(Information shown Opens)
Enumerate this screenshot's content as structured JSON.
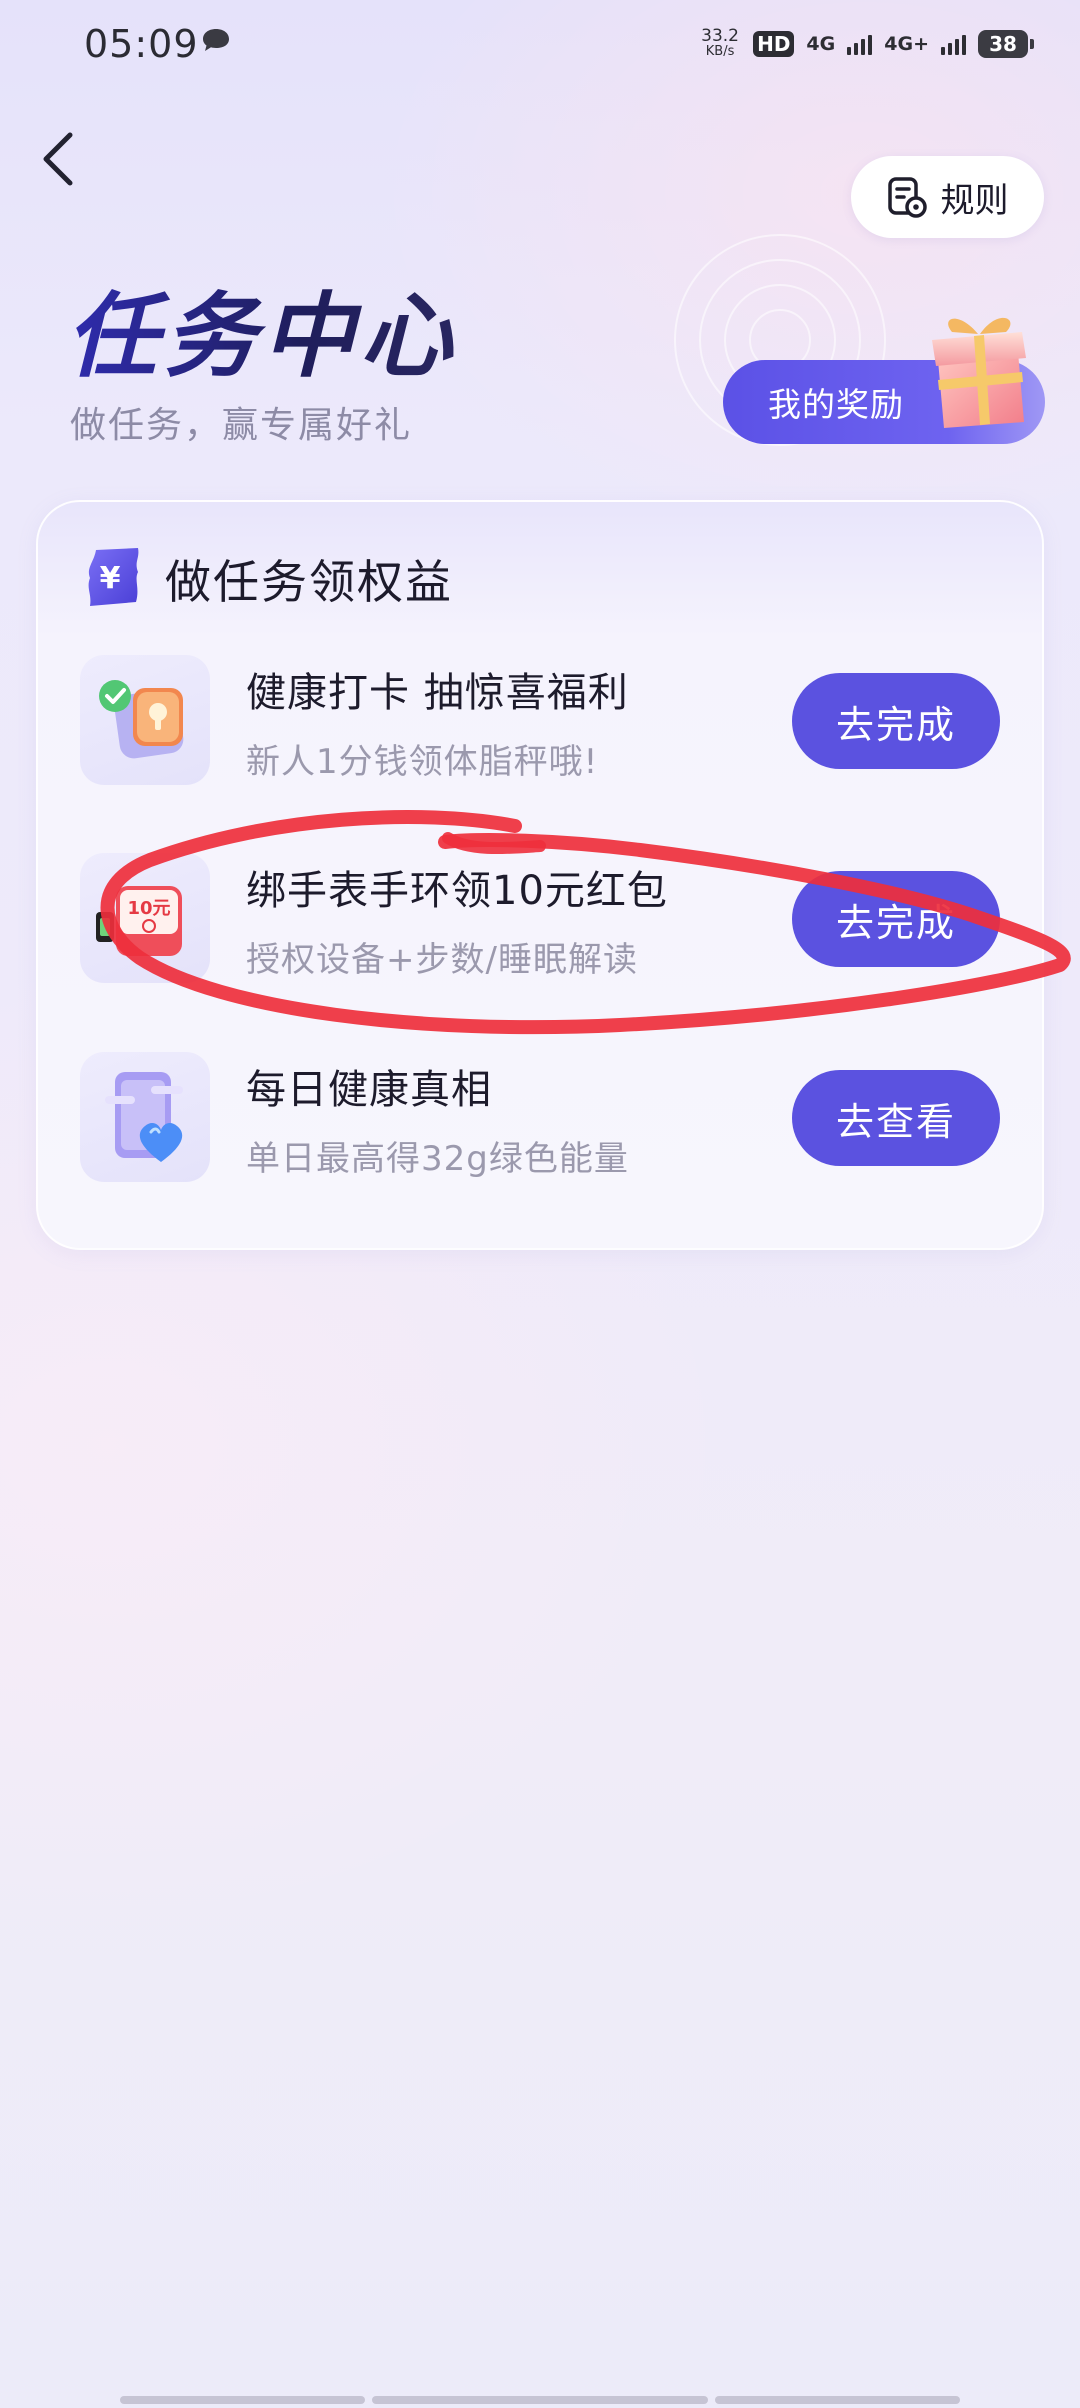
{
  "status_bar": {
    "time": "05:09",
    "net_speed_value": "33.2",
    "net_speed_unit": "KB/s",
    "hd": "HD",
    "network1": "4G",
    "network2": "4G+",
    "battery": "38",
    "icons": [
      "message-icon",
      "signal-icon",
      "battery-icon"
    ]
  },
  "header": {
    "back_icon": "chevron-left-icon",
    "rules_label": "规则",
    "rules_icon": "document-gear-icon",
    "title": "任务中心",
    "subtitle": "做任务，赢专属好礼",
    "rewards_label": "我的奖励",
    "rewards_icon": "gift-box-icon"
  },
  "task_card": {
    "title": "做任务领权益",
    "title_icon": "yuan-ticket-icon",
    "tasks": [
      {
        "name": "健康打卡 抽惊喜福利",
        "desc": "新人1分钱领体脂秤哦!",
        "button": "去完成",
        "icon": "health-checkin-icon"
      },
      {
        "name": "绑手表手环领10元红包",
        "desc": "授权设备+步数/睡眠解读",
        "button": "去完成",
        "icon": "red-packet-icon",
        "icon_text": "10元"
      },
      {
        "name": "每日健康真相",
        "desc": "单日最高得32g绿色能量",
        "button": "去查看",
        "icon": "phone-heart-icon"
      }
    ]
  },
  "colors": {
    "accent": "#5b52e0",
    "title": "#22206e",
    "annotation": "#ee2f3c"
  }
}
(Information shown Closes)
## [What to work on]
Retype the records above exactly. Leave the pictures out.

## [Finished task]
Enumerate this screenshot's content as structured JSON.
{
  "status_bar": {
    "time": "05:09",
    "net_speed_value": "33.2",
    "net_speed_unit": "KB/s",
    "hd": "HD",
    "network1": "4G",
    "network2": "4G+",
    "battery": "38",
    "icons": [
      "message-icon",
      "signal-icon",
      "battery-icon"
    ]
  },
  "header": {
    "back_icon": "chevron-left-icon",
    "rules_label": "规则",
    "rules_icon": "document-gear-icon",
    "title": "任务中心",
    "subtitle": "做任务，赢专属好礼",
    "rewards_label": "我的奖励",
    "rewards_icon": "gift-box-icon"
  },
  "task_card": {
    "title": "做任务领权益",
    "title_icon": "yuan-ticket-icon",
    "tasks": [
      {
        "name": "健康打卡 抽惊喜福利",
        "desc": "新人1分钱领体脂秤哦!",
        "button": "去完成",
        "icon": "health-checkin-icon"
      },
      {
        "name": "绑手表手环领10元红包",
        "desc": "授权设备+步数/睡眠解读",
        "button": "去完成",
        "icon": "red-packet-icon",
        "icon_text": "10元"
      },
      {
        "name": "每日健康真相",
        "desc": "单日最高得32g绿色能量",
        "button": "去查看",
        "icon": "phone-heart-icon"
      }
    ]
  },
  "colors": {
    "accent": "#5b52e0",
    "title": "#22206e",
    "annotation": "#ee2f3c"
  }
}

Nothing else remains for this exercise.